The Central African Republic needs to go through a thorough process of reconciliation.
The Central African Republic (CAR) has announced a 15-day state of emergency after armed groups tried to block the capital, Bangui, in a bid to topple newly re-elected President Faustin Archange Touadera.
Rebels controlling about two-thirds of the perennially volatile nation launched an offensive a week before presidential elections on December 27, trying to blockade Bangui and carrying out several attacks on key national highways.
“The state of emergency has been proclaimed across the national territory for 15 days, starting from midnight (2300 GMT),” presidential spokesman Albert Yaloke Mokpeme said over national radio on Thursday.
He told the AFP news agency the state of emergency would also allow authorities “to make arrests without going through national prosecutors”.
Touadera was declared the winner of the polls by the constitutional court on Monday, despite a very low turnout mainly due to insecurity in a country caught up in a civil war for eight years.
On January 13, the rebels launched two simultaneous attacks on Bangui but were rebuffed by MINUSCA, the UN mission in the CAR.
“Since that thwarted offensive, there haven’t been any other attacks, just incidents linked to the curfew,” said Lieutenant-Colonel Abdoulaziz Fall, a MINUSCA spokesman.
On Thursday, the UN envoy to CAR said the country “is at serious risk of a security and peacebuilding setback”.
A substantial increase in the number of peacekeepers would give the mission greater mobility on the ground, Mankeur Ndiaye Ndiaye said in an address to the UN Security Council.

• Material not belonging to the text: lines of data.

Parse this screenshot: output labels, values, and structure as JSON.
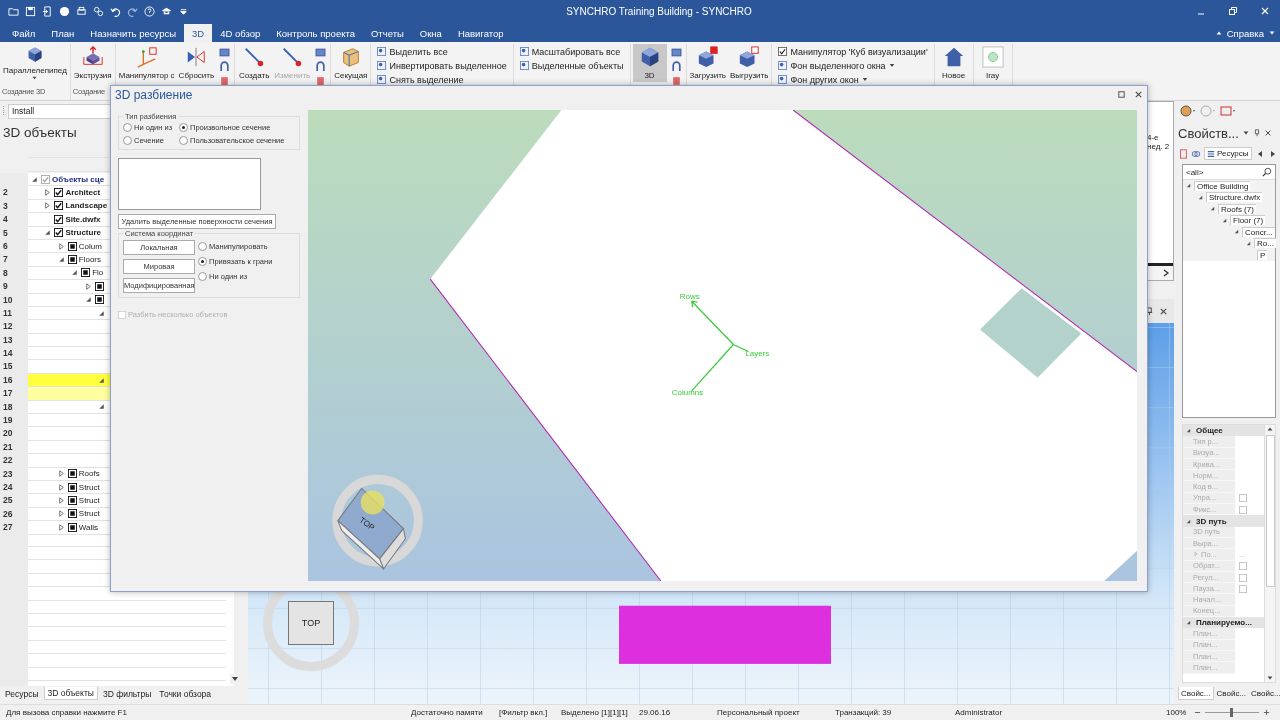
{
  "title_bar": {
    "title": "SYNCHRO Training Building - SYNCHRO"
  },
  "menu_tabs": [
    {
      "label": "Файл",
      "selected": false
    },
    {
      "label": "План",
      "selected": false
    },
    {
      "label": "Назначить ресурсы",
      "selected": false
    },
    {
      "label": "3D",
      "selected": true
    },
    {
      "label": "4D обзор",
      "selected": false
    },
    {
      "label": "Контроль проекта",
      "selected": false
    },
    {
      "label": "Отчеты",
      "selected": false
    },
    {
      "label": "Окна",
      "selected": false
    },
    {
      "label": "Навигатор",
      "selected": false
    }
  ],
  "help": {
    "label": "Справка"
  },
  "ribbon": {
    "groups": [
      {
        "label": "Создание 3D",
        "items": [
          {
            "kind": "big",
            "label": "Параллелепипед",
            "pressed": false,
            "disabled": false,
            "dropdown": true
          }
        ]
      },
      {
        "label": "Создание",
        "items": [
          {
            "kind": "big",
            "label": "Экструзия",
            "pressed": false,
            "disabled": false,
            "dropdown": false
          }
        ]
      },
      {
        "items": [
          {
            "kind": "big",
            "label": "Манипулятор с",
            "pressed": false,
            "disabled": false,
            "dropdown": false
          },
          {
            "kind": "big",
            "label": "Сбросить",
            "pressed": false,
            "disabled": false,
            "dropdown": false
          },
          {
            "kind": "icon_column"
          }
        ]
      },
      {
        "items": [
          {
            "kind": "big",
            "label": "Создать",
            "pressed": false,
            "disabled": false,
            "dropdown": false
          },
          {
            "kind": "big",
            "label": "Изменить",
            "pressed": false,
            "disabled": true,
            "dropdown": false
          },
          {
            "kind": "icon_column"
          }
        ]
      },
      {
        "items": [
          {
            "kind": "big",
            "label": "Секущая",
            "pressed": false,
            "disabled": false,
            "dropdown": false
          }
        ]
      },
      {
        "items": [
          {
            "kind": "list",
            "entries": [
              {
                "kind": "plain",
                "label": "Выделить все"
              },
              {
                "kind": "plain",
                "label": "Инвертировать выделенное"
              },
              {
                "kind": "plain",
                "label": "Снять выделение"
              }
            ]
          }
        ]
      },
      {
        "items": [
          {
            "kind": "list",
            "entries": [
              {
                "kind": "plain",
                "label": "Масштабировать все"
              },
              {
                "kind": "plain",
                "label": "Выделенные объекты"
              }
            ]
          }
        ]
      },
      {
        "items": [
          {
            "kind": "big",
            "label": "3D",
            "pressed": true,
            "disabled": false,
            "dropdown": false
          },
          {
            "kind": "icon_column"
          }
        ]
      },
      {
        "items": [
          {
            "kind": "big",
            "label": "Загрузить",
            "pressed": false,
            "disabled": false,
            "dropdown": false
          },
          {
            "kind": "big",
            "label": "Выгрузить",
            "pressed": false,
            "disabled": false,
            "dropdown": false
          }
        ]
      },
      {
        "items": [
          {
            "kind": "list",
            "entries": [
              {
                "kind": "check",
                "label": "Манипулятор 'Куб визуализации'",
                "checked": true
              },
              {
                "kind": "menu",
                "label": "Фон выделенного окна"
              },
              {
                "kind": "menu",
                "label": "Фон других окон"
              }
            ]
          }
        ]
      },
      {
        "items": [
          {
            "kind": "big",
            "label": "Новое",
            "pressed": false,
            "disabled": false,
            "dropdown": false
          }
        ]
      },
      {
        "items": [
          {
            "kind": "big",
            "label": "Iray",
            "pressed": false,
            "disabled": false,
            "dropdown": false
          }
        ]
      }
    ]
  },
  "left_panel": {
    "toolbar_field": {
      "value": "Install"
    },
    "title": "3D объекты",
    "tree": [
      {
        "label": "Объекты сце",
        "expanded": true,
        "checked": true,
        "partial": false,
        "children": [
          {
            "num": "2",
            "label": "Architect",
            "expanded": false,
            "checked": true,
            "partial": false
          },
          {
            "num": "3",
            "label": "Landscape",
            "expanded": false,
            "checked": true,
            "partial": false
          },
          {
            "num": "4",
            "label": "Site.dwfx",
            "checked": true,
            "partial": false
          },
          {
            "num": "5",
            "label": "Structure",
            "expanded": true,
            "checked": true,
            "partial": false,
            "children": [
              {
                "num": "6",
                "label": "Colum",
                "expanded": false,
                "checked": false,
                "partial": true
              },
              {
                "num": "7",
                "label": "Floors",
                "expanded": true,
                "checked": false,
                "partial": true,
                "children": [
                  {
                    "num": "8",
                    "label": "Flo",
                    "expanded": true,
                    "checked": false,
                    "partial": true,
                    "children": [
                      {
                        "num": "9",
                        "expanded": false,
                        "checked": false,
                        "partial": true
                      },
                      {
                        "num": "10",
                        "expanded": true,
                        "checked": false,
                        "partial": true,
                        "children": [
                          {
                            "num": "11",
                            "expanded": true,
                            "children": [
                              {
                                "num": "12"
                              },
                              {
                                "num": "13"
                              },
                              {
                                "num": "14"
                              },
                              {
                                "num": "15"
                              }
                            ]
                          },
                          {
                            "num": "16",
                            "expanded": true,
                            "color": "#ffff40",
                            "children": [
                              {
                                "num": "17",
                                "color": "#ffffa0"
                              }
                            ]
                          },
                          {
                            "num": "18",
                            "expanded": true,
                            "children": [
                              {
                                "num": "19"
                              },
                              {
                                "num": "20"
                              },
                              {
                                "num": "21"
                              }
                            ]
                          },
                          {
                            "num": "22"
                          }
                        ]
                      }
                    ]
                  }
                ]
              },
              {
                "num": "23",
                "label": "Roofs",
                "expanded": false,
                "checked": false,
                "partial": true
              },
              {
                "num": "24",
                "label": "Struct",
                "expanded": false,
                "checked": false,
                "partial": true
              },
              {
                "num": "25",
                "label": "Struct",
                "expanded": false,
                "checked": false,
                "partial": true
              },
              {
                "num": "26",
                "label": "Struct",
                "expanded": false,
                "checked": false,
                "partial": true
              },
              {
                "num": "27",
                "label": "Walls",
                "expanded": false,
                "checked": false,
                "partial": true
              }
            ]
          }
        ]
      }
    ],
    "tabs": [
      {
        "label": "Ресурсы",
        "selected": false
      },
      {
        "label": "3D объекты",
        "selected": true
      },
      {
        "label": "3D фильтры",
        "selected": false
      },
      {
        "label": "Точки обзора",
        "selected": false
      }
    ]
  },
  "center": {
    "gantt_header": [
      "4-е",
      "нед. 2"
    ],
    "view_cube": {
      "label": "TOP"
    }
  },
  "dialog": {
    "title": "3D разбиение",
    "split_type": {
      "label": "Тип разбиения",
      "options": [
        {
          "label": "Ни один из",
          "selected": false
        },
        {
          "label": "Произвольное сечение",
          "selected": true
        },
        {
          "label": "Сечение",
          "selected": false
        },
        {
          "label": "Пользовательское сечение",
          "selected": false
        }
      ]
    },
    "delete_button": "Удалить выделенные поверхности сечения",
    "coordinates": {
      "label": "Система координат",
      "buttons": [
        "Локальная",
        "Мировая",
        "Модифицированная"
      ],
      "options": [
        {
          "label": "Манипулировать",
          "selected": false
        },
        {
          "label": "Привязать к грани",
          "selected": true
        },
        {
          "label": "Ни один из",
          "selected": false
        }
      ]
    },
    "split_multiple": {
      "label": "Разбить несколько объектов",
      "checked": false,
      "disabled": true
    },
    "viewport": {
      "axes": [
        "Rows",
        "Layers",
        "Columns"
      ],
      "cube_label": "TOP"
    }
  },
  "right_panel": {
    "title": "Свойств...",
    "tab": {
      "label": "Ресурсы",
      "selected": true
    },
    "search": {
      "value": "<all>"
    },
    "tree": [
      {
        "label": "Office Building",
        "expanded": true,
        "children": [
          {
            "label": "Structure.dwfx",
            "expanded": true,
            "children": [
              {
                "label": "Roofs (7)",
                "expanded": true,
                "children": [
                  {
                    "label": "Floor (7)",
                    "expanded": true,
                    "children": [
                      {
                        "label": "Concr...",
                        "expanded": true,
                        "children": [
                          {
                            "label": "Ro...",
                            "expanded": true,
                            "children": [
                              {
                                "label": "P"
                              }
                            ]
                          }
                        ]
                      }
                    ]
                  }
                ]
              }
            ]
          }
        ]
      }
    ],
    "properties": [
      {
        "label": "Общее",
        "expanded": true,
        "rows": [
          {
            "kind": "text",
            "label": "Тип р..."
          },
          {
            "kind": "text",
            "label": "Визуа..."
          },
          {
            "kind": "text",
            "label": "Крива..."
          },
          {
            "kind": "text",
            "label": "Норм..."
          },
          {
            "kind": "text",
            "label": "Код в..."
          },
          {
            "kind": "check",
            "label": "Упра...",
            "checked": false
          },
          {
            "kind": "check",
            "label": "Фикс...",
            "checked": false
          }
        ]
      },
      {
        "label": "3D путь",
        "expanded": true,
        "rows": [
          {
            "kind": "text",
            "label": "3D путь"
          },
          {
            "kind": "text",
            "label": "Выра..."
          },
          {
            "kind": "expander",
            "label": "По...",
            "value": "..."
          },
          {
            "kind": "check",
            "label": "Обрат...",
            "checked": false
          },
          {
            "kind": "check",
            "label": "Регул...",
            "checked": false
          },
          {
            "kind": "check",
            "label": "Пауза...",
            "checked": false
          },
          {
            "kind": "text",
            "label": "Начал..."
          },
          {
            "kind": "text",
            "label": "Конец..."
          }
        ]
      },
      {
        "label": "Планируемо...",
        "expanded": true,
        "rows": [
          {
            "kind": "text",
            "label": "План..."
          },
          {
            "kind": "text",
            "label": "План..."
          },
          {
            "kind": "text",
            "label": "План..."
          },
          {
            "kind": "text",
            "label": "План..."
          }
        ]
      }
    ],
    "tabs": [
      {
        "label": "Свойс...",
        "selected": true
      },
      {
        "label": "Свойс...",
        "selected": false
      },
      {
        "label": "Свойс...",
        "selected": false
      }
    ]
  },
  "status_bar": {
    "items": [
      "Для вызова справки нажмите F1",
      "Достаточно памяти",
      "[Фильтр вкл.]",
      "Выделено [1][1][1]",
      "29.06.16",
      "Персональный проект",
      "Транзакций: 39",
      "Administrator"
    ],
    "zoom": {
      "label": "100%",
      "level": 0.48
    }
  }
}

Ndiaye also pushed for “a few months” extension to the reinforcement by 300 Rwandan soldiers seconded since December from the peace mission in South Sudan.
The reinforcement was planned for two months.